In a few weeks, the dreaded tax season will be over. We loathe those oddly titled documents with the tiny print. We wonder what number – refund or remainder – those mysterious equations will spit out.
And as more of us sign up as part-time contractors, driving for Lyft and selling crafts on Etsy, our taxes get more complicated. We get anxious.
Criminals love to take advantage of that anxiety.
Tax scams and phishing operations are getting more sophisticated than ever. By faking ads, websites and caller IDs, scammers will gladly prey on your ignorance.
Impersonators have a new twist
Many people have fallen victim to fake calls from the IRS. These calls are designed to trick you into giving up your personal info. They’ll pretend to be an IRS employee, even some type of federal agent or law enforcement officer and demand you pay non-existent overdue taxes. They will insist on using wire transfer, prepaid debit card or gift cards. If you don’t pay up, scammers say they’ll come to your house and arrest you.
Conversely, scammers may play “good cop” as well: They’ll impersonate a friendly IRS agent and say you’re entitled to a big refund. You just have to hand over some of your info first.
Now there’s a new spin. Impersonators are calling, saying they’re from the Taxpayer Advocate Service (TAS), which is an independent organization within the IRS. They’ll even spoof the number from TAS offices in Houston and Brooklyn. It could be a person or a robocall asking for a callback, but either way, those scammers will ask for your info, which includes your Social Security number or individual taxpayer identification number (ITIN).
Here’s the thing – the real TAS exists to help you resolve an IRS-related problem.
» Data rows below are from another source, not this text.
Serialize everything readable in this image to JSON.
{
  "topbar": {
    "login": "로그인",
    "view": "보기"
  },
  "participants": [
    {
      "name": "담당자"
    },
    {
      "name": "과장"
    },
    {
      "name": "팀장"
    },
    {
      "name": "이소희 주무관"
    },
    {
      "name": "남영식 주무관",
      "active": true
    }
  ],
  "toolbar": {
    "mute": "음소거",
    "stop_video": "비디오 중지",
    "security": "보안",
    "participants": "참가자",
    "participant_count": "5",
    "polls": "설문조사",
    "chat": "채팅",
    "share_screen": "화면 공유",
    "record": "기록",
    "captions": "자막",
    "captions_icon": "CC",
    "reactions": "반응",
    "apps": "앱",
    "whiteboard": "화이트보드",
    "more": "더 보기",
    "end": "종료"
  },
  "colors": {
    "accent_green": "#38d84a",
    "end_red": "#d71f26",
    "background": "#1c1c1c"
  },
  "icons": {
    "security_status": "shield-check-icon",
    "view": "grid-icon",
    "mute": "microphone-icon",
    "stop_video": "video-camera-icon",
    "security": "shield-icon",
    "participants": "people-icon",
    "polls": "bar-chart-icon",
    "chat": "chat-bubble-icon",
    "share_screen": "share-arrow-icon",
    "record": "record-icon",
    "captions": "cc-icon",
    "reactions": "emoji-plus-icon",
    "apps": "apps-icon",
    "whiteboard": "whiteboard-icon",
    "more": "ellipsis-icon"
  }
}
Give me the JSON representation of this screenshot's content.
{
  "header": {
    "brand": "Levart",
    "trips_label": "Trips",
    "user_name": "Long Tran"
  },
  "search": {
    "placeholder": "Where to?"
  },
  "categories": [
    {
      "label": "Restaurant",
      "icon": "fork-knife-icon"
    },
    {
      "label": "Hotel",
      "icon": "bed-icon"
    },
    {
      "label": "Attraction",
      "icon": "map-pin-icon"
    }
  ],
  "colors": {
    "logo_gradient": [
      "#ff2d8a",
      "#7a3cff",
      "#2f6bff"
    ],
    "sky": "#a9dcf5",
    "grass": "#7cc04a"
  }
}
But you call them, not the other way around.
Be smart and look for these signs
There are definite red flags that can identify a scammer, no matter how real they sound. Here’s what they do:
- Scammers identify themselves using fake names and IRS badge numbers.
- They might even know the last four digits of your Social Security number.
- It’s not hard for scammers to spoof phone and identification numbers to appear official.
- Fake emails might accompany phishing calls.
- They might even go as far to fake background noises of other calls so it’ll sound like a real call center.
The IRS says crooks might threaten to put you in jail or revoke your driver’s license and then in some cases, and they’ll hang up. That’ll be followed with a call from someone pretending to be from another agency, like local police or the DMV, to give more weight to the initial threat. Again, Caller ID will probably say the same thing, but don’t fall for it.
The IRS says they’ll never call you demanding immediate payment. And the biggest red flag is that government agencies don’t ask people to pay with gift cards. That’s the easiest tell.
If you do owe money to the real IRS, you’ll get a bill in the mail. You can set up a payment plan, and you will either send a check or use a trusted third-party service (verified on the IRS website) to pay overdue taxes online.
How to protect yourself from IRS scams
There are some easy ways to make sure you don’t become the victim of one of these scams. First of all, the real IRS also doesn’t threaten to have you arrested, nor do they call about a bonus refund you’re entitled to. And they certainly don’t ask for credit or debit card numbers over the phone.
If you get a call from one of these scammers, hang up immediately. If they sense hesitation and think they’ve got you on the hook, they might keep calling back to convince you that they’re real.
You can report those calls to email@example.com. Put “IRS Phone Scam” in the subject line. You can also contact the Treasury Inspector General for Tax Administration, or TIGTA, to report the call, using their IRS Impersonation Scam Reporting page. The Federal Trade Commission is another option. Just use the “FTC Complaint Assistant” on FTC.gov, and add “IRS Telephone Scam” in the notes. You can also call the IRS at 800-366-4484.
The IRS also keeps an updated list of tax scams and consumer alerts on their website.
Microsoft said there was an average of 300,000 phishing attempts across their browsers Internet Explorer and Edge. Just think what that number really is when you factor in more popular browsers like Google Chrome.
If you’re a Windows 10 user, don’t rely on just passwords, and when possible, use multi-factor authentication. A lot of modern Windows-based laptops come equipped with “Windows Hello” face or fingerprint ID.
Watch out for suspicious-looking emails, too, especially those that say they’re your bank or another financial institution. Don’t download attachments sent by anyone you don’t know, and don’t click on included links.
Each year, the IRS puts together a list of the “dirty dozen,” or the most popular scams to look out for each year.